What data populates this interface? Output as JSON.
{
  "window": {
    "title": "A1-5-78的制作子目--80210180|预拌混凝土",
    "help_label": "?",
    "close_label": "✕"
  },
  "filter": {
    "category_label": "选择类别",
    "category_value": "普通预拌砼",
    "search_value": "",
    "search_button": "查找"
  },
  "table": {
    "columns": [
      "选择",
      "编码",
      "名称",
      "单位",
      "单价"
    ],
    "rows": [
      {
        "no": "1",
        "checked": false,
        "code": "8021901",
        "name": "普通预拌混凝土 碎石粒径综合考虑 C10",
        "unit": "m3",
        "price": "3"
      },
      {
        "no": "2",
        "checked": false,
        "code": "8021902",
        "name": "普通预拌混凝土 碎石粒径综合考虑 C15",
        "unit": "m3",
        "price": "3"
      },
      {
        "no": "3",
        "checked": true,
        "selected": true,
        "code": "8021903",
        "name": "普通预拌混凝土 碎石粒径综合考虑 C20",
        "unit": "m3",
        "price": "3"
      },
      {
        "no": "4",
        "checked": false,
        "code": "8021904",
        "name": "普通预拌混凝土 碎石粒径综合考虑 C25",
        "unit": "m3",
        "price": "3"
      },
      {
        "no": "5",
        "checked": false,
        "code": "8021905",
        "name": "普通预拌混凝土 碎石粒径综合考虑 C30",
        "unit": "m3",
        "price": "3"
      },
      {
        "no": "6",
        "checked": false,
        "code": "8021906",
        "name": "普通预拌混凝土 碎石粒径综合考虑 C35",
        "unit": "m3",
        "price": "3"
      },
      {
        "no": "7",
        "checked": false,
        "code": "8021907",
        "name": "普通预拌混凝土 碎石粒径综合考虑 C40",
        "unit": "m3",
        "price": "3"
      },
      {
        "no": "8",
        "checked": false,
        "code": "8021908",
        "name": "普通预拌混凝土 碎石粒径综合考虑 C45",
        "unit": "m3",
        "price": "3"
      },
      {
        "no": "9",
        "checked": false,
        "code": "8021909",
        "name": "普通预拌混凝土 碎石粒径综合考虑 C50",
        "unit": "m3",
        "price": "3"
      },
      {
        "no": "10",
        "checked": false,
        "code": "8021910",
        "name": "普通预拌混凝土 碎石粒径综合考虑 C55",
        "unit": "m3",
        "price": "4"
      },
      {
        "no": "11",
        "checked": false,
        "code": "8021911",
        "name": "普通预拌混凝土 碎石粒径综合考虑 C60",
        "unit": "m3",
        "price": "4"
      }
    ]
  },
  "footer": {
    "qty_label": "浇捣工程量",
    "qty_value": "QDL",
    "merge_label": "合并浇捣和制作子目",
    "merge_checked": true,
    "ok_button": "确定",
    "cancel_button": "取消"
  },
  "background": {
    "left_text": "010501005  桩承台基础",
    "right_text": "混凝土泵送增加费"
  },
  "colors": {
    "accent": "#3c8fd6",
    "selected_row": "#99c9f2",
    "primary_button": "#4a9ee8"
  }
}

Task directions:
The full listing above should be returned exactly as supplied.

Result of this task:
What data populates this interface? Output as JSON.
{
  "window": {
    "title": "A1-5-78的制作子目--80210180|预拌混凝土",
    "help_label": "?",
    "close_label": "✕"
  },
  "filter": {
    "category_label": "选择类别",
    "category_value": "普通预拌砼",
    "search_value": "",
    "search_button": "查找"
  },
  "table": {
    "columns": [
      "选择",
      "编码",
      "名称",
      "单位",
      "单价"
    ],
    "rows": [
      {
        "no": "1",
        "checked": false,
        "code": "8021901",
        "name": "普通预拌混凝土 碎石粒径综合考虑 C10",
        "unit": "m3",
        "price": "3"
      },
      {
        "no": "2",
        "checked": false,
        "code": "8021902",
        "name": "普通预拌混凝土 碎石粒径综合考虑 C15",
        "unit": "m3",
        "price": "3"
      },
      {
        "no": "3",
        "checked": true,
        "selected": true,
        "code": "8021903",
        "name": "普通预拌混凝土 碎石粒径综合考虑 C20",
        "unit": "m3",
        "price": "3"
      },
      {
        "no": "4",
        "checked": false,
        "code": "8021904",
        "name": "普通预拌混凝土 碎石粒径综合考虑 C25",
        "unit": "m3",
        "price": "3"
      },
      {
        "no": "5",
        "checked": false,
        "code": "8021905",
        "name": "普通预拌混凝土 碎石粒径综合考虑 C30",
        "unit": "m3",
        "price": "3"
      },
      {
        "no": "6",
        "checked": false,
        "code": "8021906",
        "name": "普通预拌混凝土 碎石粒径综合考虑 C35",
        "unit": "m3",
        "price": "3"
      },
      {
        "no": "7",
        "checked": false,
        "code": "8021907",
        "name": "普通预拌混凝土 碎石粒径综合考虑 C40",
        "unit": "m3",
        "price": "3"
      },
      {
        "no": "8",
        "checked": false,
        "code": "8021908",
        "name": "普通预拌混凝土 碎石粒径综合考虑 C45",
        "unit": "m3",
        "price": "3"
      },
      {
        "no": "9",
        "checked": false,
        "code": "8021909",
        "name": "普通预拌混凝土 碎石粒径综合考虑 C50",
        "unit": "m3",
        "price": "3"
      },
      {
        "no": "10",
        "checked": false,
        "code": "8021910",
        "name": "普通预拌混凝土 碎石粒径综合考虑 C55",
        "unit": "m3",
        "price": "4"
      },
      {
        "no": "11",
        "checked": false,
        "code": "8021911",
        "name": "普通预拌混凝土 碎石粒径综合考虑 C60",
        "unit": "m3",
        "price": "4"
      }
    ]
  },
  "footer": {
    "qty_label": "浇捣工程量",
    "qty_value": "QDL",
    "merge_label": "合并浇捣和制作子目",
    "merge_checked": true,
    "ok_button": "确定",
    "cancel_button": "取消"
  },
  "background": {
    "left_text": "010501005  桩承台基础",
    "right_text": "混凝土泵送增加费"
  },
  "colors": {
    "accent": "#3c8fd6",
    "selected_row": "#99c9f2",
    "primary_button": "#4a9ee8"
  }
}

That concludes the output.